- _Items from a data source_
▬▬▬▬▬▬
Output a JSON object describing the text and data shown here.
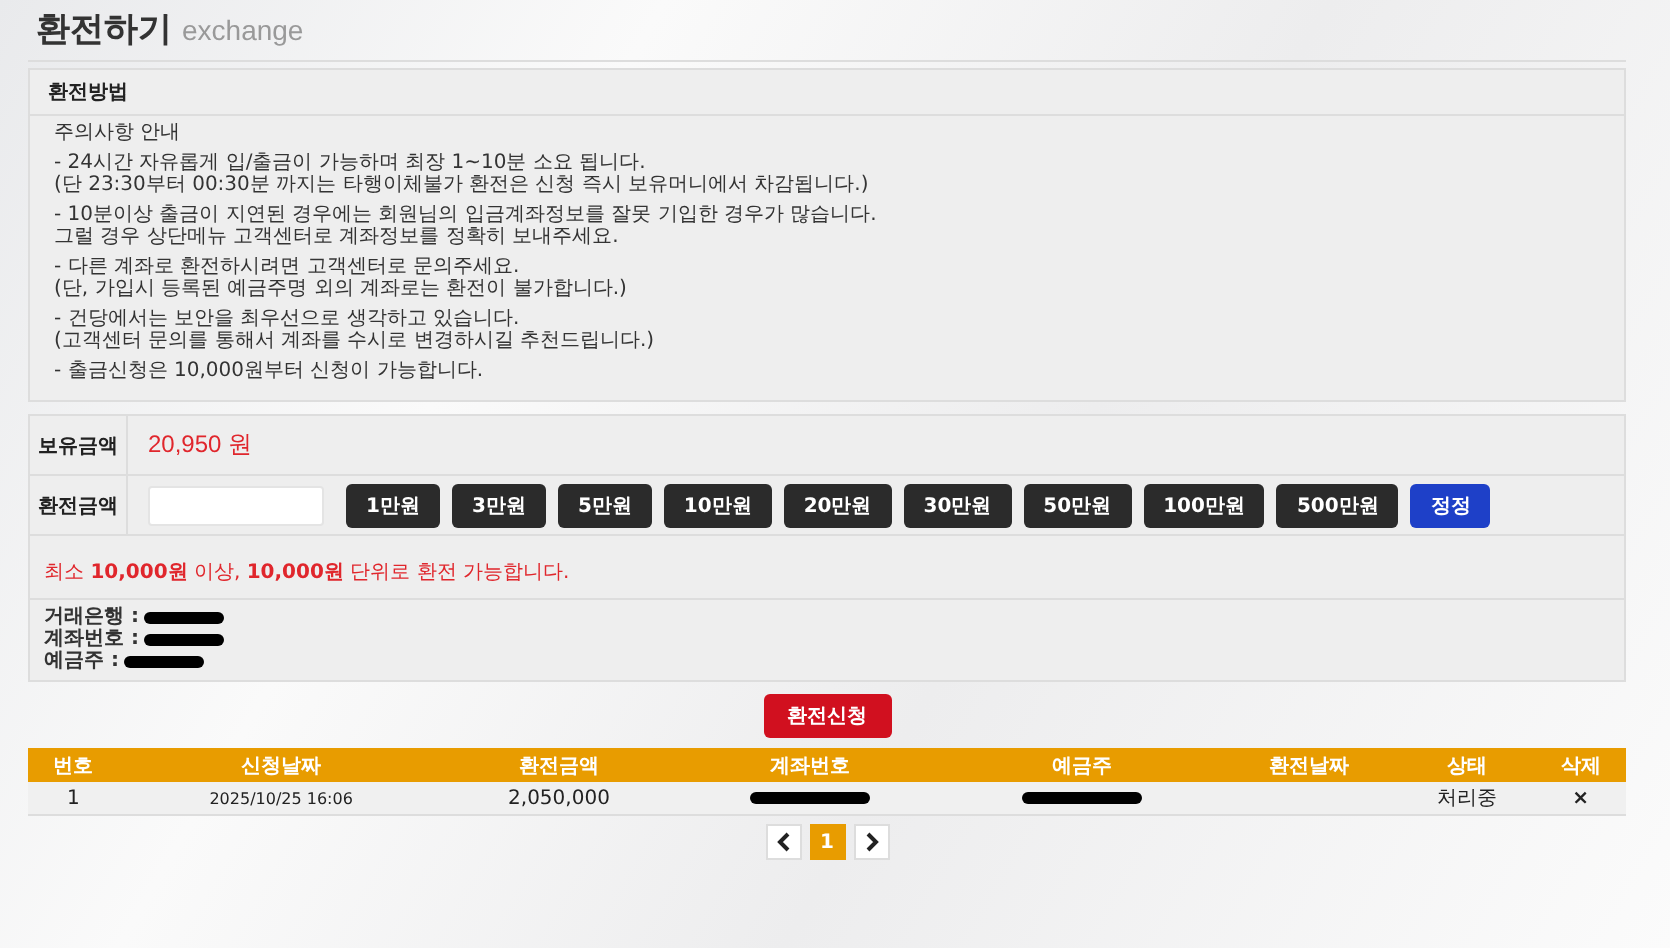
{
  "page_title": {
    "main": "환전하기",
    "sub": "exchange"
  },
  "guide": {
    "title": "환전방법",
    "intro": "주의사항 안내",
    "paragraphs": [
      {
        "lines": [
          "- 24시간 자유롭게 입/출금이 가능하며 최장 1~10분 소요 됩니다.",
          "(단 23:30부터 00:30분 까지는 타행이체불가 환전은 신청 즉시 보유머니에서 차감됩니다.)"
        ]
      },
      {
        "lines": [
          "- 10분이상 출금이 지연된 경우에는 회원님의 입금계좌정보를 잘못 기입한 경우가 많습니다.",
          "그럴 경우 상단메뉴 고객센터로 계좌정보를 정확히 보내주세요."
        ]
      },
      {
        "lines": [
          "- 다른 계좌로 환전하시려면 고객센터로 문의주세요.",
          "(단, 가입시 등록된 예금주명 외의 계좌로는 환전이 불가합니다.)"
        ]
      },
      {
        "lines": [
          "- 건당에서는 보안을 최우선으로 생각하고 있습니다.",
          "(고객센터 문의를 통해서 계좌를 수시로 변경하시길 추천드립니다.)"
        ]
      },
      {
        "lines": [
          "- 출금신청은 10,000원부터 신청이 가능합니다."
        ]
      }
    ]
  },
  "form": {
    "balance_label": "보유금액",
    "balance": "20,950 원",
    "amount_label": "환전금액",
    "buttons": [
      {
        "kind": "amount",
        "label": "1만원"
      },
      {
        "kind": "amount",
        "label": "3만원"
      },
      {
        "kind": "amount",
        "label": "5만원"
      },
      {
        "kind": "amount",
        "label": "10만원"
      },
      {
        "kind": "amount",
        "label": "20만원"
      },
      {
        "kind": "amount",
        "label": "30만원"
      },
      {
        "kind": "amount",
        "label": "50만원"
      },
      {
        "kind": "amount",
        "label": "100만원"
      },
      {
        "kind": "amount",
        "label": "500만원"
      },
      {
        "kind": "reset",
        "label": "정정"
      }
    ],
    "note": "최소 **10,000원** 이상, **10,000원**  단위로 환전 가능합니다.",
    "bank_info": [
      {
        "label": "거래은행 :"
      },
      {
        "label": "계좌번호 :"
      },
      {
        "label": "예금주 :"
      }
    ]
  },
  "submit_button": "환전신청",
  "table": {
    "columns": [
      "번호",
      "신청날짜",
      "환전금액",
      "계좌번호",
      "예금주",
      "환전날짜",
      "상태",
      "삭제"
    ],
    "rows": [
      {
        "cells": [
          {
            "kind": "text",
            "text": "1"
          },
          {
            "kind": "date",
            "text": "2025/10/25 16:06"
          },
          {
            "kind": "text",
            "text": "2,050,000"
          },
          {
            "kind": "redacted"
          },
          {
            "kind": "redacted"
          },
          {
            "kind": "empty"
          },
          {
            "kind": "text",
            "text": "처리중"
          },
          {
            "kind": "delete",
            "text": "×"
          }
        ]
      }
    ]
  },
  "pagination": {
    "pages": [
      {
        "label": "1",
        "selected": true
      }
    ]
  }
}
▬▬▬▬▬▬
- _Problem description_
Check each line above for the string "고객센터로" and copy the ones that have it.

- _Answer to the exercise_
          "그럴 경우 상단메뉴 고객센터로 계좌정보를 정확히 보내주세요."
          "- 다른 계좌로 환전하시려면 고객센터로 문의주세요.",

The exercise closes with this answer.